NEW YORK (GenomeWeb News) – The University of Texas MD Anderson Cancer Center said yesterday that it has received a renewal grant of $48.6 million from the National Cancer Institute to fund its comprehensive cancer center for five years.
The Comprehensive Cancer Center Support Grant will provide $9.7 million annually to MD Anderson, which uses the funding to support a range of cancer genomics, proteomics, and other research and resources across the institution.
In total, the grant funds 19 research programs and 16 shared resources.
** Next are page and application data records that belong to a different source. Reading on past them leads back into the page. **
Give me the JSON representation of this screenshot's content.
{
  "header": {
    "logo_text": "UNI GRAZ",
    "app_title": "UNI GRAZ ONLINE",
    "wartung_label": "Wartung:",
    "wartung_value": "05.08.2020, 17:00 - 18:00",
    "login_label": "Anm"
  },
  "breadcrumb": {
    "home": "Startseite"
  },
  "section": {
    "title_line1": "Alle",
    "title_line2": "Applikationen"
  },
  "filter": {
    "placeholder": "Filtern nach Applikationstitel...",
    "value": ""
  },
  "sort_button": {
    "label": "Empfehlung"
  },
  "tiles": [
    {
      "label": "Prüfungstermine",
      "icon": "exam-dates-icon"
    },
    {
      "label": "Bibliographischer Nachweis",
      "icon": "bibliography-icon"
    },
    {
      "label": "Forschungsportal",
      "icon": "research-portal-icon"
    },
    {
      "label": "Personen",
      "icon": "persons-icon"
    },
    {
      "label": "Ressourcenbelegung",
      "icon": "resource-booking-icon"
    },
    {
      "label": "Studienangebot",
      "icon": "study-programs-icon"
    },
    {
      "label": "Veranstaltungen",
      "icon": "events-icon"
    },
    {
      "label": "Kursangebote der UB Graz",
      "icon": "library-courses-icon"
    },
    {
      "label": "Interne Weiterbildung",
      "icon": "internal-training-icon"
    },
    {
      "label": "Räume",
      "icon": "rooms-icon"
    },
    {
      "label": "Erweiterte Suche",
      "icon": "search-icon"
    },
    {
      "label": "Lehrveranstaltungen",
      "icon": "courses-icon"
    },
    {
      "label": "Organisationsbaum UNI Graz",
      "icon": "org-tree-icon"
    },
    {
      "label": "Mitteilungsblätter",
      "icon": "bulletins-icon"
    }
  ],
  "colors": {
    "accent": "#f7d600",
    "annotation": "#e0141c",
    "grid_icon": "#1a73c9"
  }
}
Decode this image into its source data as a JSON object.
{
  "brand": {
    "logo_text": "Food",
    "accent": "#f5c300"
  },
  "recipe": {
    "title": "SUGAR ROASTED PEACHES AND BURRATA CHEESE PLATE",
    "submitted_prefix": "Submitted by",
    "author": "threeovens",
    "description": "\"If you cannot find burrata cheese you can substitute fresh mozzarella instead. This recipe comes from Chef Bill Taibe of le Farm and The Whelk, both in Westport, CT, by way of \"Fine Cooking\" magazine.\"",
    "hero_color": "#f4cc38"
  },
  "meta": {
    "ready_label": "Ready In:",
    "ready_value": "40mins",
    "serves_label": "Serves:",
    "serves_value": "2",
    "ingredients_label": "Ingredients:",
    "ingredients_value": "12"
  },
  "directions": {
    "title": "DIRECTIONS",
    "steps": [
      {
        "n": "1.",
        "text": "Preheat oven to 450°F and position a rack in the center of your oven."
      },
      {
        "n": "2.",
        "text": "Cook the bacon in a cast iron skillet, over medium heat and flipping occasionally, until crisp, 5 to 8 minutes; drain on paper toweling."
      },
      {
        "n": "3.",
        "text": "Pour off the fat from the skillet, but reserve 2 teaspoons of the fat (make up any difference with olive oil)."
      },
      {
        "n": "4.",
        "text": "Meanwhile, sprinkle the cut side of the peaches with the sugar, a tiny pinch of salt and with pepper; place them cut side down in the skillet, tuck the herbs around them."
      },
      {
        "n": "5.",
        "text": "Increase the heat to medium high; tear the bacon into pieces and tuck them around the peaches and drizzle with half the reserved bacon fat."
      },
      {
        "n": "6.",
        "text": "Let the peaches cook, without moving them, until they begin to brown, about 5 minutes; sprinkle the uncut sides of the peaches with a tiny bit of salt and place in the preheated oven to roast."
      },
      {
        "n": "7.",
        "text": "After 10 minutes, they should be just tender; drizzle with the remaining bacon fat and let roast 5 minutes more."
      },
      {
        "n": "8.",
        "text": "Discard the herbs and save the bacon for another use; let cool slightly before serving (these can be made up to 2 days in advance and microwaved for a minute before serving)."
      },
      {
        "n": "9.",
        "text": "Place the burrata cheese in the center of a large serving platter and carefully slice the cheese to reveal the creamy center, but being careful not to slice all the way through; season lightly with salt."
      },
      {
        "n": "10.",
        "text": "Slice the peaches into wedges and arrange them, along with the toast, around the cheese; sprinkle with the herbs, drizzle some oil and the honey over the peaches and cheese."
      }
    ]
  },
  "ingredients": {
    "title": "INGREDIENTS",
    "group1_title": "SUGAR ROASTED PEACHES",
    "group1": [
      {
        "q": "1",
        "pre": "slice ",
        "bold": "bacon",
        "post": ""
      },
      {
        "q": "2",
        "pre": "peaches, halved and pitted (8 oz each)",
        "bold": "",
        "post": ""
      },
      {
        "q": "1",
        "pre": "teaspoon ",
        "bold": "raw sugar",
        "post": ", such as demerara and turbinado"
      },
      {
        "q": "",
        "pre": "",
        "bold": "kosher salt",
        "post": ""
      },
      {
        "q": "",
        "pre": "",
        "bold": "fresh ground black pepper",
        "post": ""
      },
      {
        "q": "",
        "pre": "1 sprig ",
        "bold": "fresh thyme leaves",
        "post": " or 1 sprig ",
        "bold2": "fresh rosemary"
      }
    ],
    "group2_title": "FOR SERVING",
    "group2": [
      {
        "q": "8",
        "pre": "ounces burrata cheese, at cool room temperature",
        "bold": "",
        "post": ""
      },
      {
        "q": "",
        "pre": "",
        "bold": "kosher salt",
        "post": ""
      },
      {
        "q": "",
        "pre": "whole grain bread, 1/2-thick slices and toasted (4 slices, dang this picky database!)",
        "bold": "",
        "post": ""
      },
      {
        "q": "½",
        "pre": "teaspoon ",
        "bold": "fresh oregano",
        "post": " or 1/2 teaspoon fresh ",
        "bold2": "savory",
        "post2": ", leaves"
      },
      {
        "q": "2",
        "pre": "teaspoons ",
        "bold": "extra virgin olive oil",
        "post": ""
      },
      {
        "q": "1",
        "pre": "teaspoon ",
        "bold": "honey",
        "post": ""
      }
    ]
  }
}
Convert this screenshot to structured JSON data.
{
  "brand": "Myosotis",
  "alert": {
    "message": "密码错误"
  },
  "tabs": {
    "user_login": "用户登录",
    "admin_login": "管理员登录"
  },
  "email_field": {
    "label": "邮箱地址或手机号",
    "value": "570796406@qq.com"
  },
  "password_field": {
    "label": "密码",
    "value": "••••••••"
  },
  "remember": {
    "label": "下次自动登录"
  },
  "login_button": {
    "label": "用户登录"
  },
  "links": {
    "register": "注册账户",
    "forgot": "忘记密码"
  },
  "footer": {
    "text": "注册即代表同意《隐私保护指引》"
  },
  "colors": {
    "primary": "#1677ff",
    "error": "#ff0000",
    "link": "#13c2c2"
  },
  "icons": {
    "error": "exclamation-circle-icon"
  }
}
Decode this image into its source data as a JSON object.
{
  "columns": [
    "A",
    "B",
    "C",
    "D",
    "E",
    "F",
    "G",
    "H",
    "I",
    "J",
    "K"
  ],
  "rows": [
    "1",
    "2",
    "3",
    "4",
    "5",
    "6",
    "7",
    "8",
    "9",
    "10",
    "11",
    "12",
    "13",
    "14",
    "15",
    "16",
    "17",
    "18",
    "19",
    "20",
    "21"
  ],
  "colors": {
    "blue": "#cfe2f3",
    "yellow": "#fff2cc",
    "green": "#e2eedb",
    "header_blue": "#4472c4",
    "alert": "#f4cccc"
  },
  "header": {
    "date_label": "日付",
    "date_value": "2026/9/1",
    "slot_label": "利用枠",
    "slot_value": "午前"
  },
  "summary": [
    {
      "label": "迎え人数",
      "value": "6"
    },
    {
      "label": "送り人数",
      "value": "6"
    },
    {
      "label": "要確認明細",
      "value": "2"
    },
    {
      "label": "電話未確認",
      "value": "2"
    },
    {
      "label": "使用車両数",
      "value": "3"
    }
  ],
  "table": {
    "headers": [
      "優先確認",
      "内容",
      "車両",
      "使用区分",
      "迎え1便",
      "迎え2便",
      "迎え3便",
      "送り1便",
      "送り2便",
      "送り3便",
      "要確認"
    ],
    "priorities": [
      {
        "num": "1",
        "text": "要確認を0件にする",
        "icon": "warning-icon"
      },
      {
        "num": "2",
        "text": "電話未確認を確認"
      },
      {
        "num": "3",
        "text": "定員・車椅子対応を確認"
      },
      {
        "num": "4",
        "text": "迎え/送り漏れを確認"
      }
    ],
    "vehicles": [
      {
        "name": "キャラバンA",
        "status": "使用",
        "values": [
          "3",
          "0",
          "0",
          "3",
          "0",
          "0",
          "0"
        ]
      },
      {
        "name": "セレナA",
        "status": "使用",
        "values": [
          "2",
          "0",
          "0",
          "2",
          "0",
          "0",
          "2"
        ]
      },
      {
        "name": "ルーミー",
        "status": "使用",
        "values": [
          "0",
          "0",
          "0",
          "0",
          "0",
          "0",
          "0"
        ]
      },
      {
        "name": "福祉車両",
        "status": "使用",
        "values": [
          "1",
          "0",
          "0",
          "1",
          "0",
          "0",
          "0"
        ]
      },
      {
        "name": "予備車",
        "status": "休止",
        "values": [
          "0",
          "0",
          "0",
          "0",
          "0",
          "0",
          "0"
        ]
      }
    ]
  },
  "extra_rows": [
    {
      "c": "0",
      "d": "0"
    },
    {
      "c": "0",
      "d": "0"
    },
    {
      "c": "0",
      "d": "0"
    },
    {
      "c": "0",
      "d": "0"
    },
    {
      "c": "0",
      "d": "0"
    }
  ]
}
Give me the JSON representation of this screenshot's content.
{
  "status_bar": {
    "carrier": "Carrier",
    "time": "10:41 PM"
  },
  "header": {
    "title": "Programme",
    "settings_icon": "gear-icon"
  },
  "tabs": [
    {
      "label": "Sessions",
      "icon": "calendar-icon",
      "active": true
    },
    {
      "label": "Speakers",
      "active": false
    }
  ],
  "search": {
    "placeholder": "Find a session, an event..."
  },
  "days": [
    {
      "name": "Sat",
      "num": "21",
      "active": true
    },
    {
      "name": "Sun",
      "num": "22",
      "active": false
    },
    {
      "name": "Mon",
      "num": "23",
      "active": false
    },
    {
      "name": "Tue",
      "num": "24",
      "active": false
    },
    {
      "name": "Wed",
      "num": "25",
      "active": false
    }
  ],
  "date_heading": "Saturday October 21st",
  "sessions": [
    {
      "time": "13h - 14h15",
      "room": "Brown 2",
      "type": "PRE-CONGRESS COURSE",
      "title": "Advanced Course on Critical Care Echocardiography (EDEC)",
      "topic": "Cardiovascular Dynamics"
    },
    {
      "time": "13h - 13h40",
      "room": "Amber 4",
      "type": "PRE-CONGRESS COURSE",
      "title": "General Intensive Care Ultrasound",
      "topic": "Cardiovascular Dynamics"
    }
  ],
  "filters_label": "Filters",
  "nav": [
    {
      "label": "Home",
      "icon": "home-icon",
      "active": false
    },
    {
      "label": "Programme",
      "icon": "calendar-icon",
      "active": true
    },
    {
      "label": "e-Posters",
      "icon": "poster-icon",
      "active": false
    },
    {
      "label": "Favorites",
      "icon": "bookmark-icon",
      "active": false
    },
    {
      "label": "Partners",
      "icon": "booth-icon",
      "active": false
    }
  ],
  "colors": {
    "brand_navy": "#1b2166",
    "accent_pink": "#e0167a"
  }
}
These include four programs focused on cancer genetics and epigenetics, metastasis, cell biology, and immunology; nine disease site programs covering all major cancers; three population-based research programs; and three thematic clinical and translational research programs focused on targeted therapies, radiation oncology, physics and biology, and stem cell transplantation and cell therapy.
The NCI grant also provides support for a number of shared resources for DNA sequencing, microarray analysis, functional proteomics, and a biospecimen and tissue pathology resource.
MD Anderson said that over the five years since the last NCI cancer center grant was renewed, the institution led clinical trials contributing to 22 cancer drugs being approved by the US Food and Drug Administration, published more than 12,000 papers in journals, received $120 million in additional research grant funding from NCI, and boosted its annual research budget from $450 million to $624 million.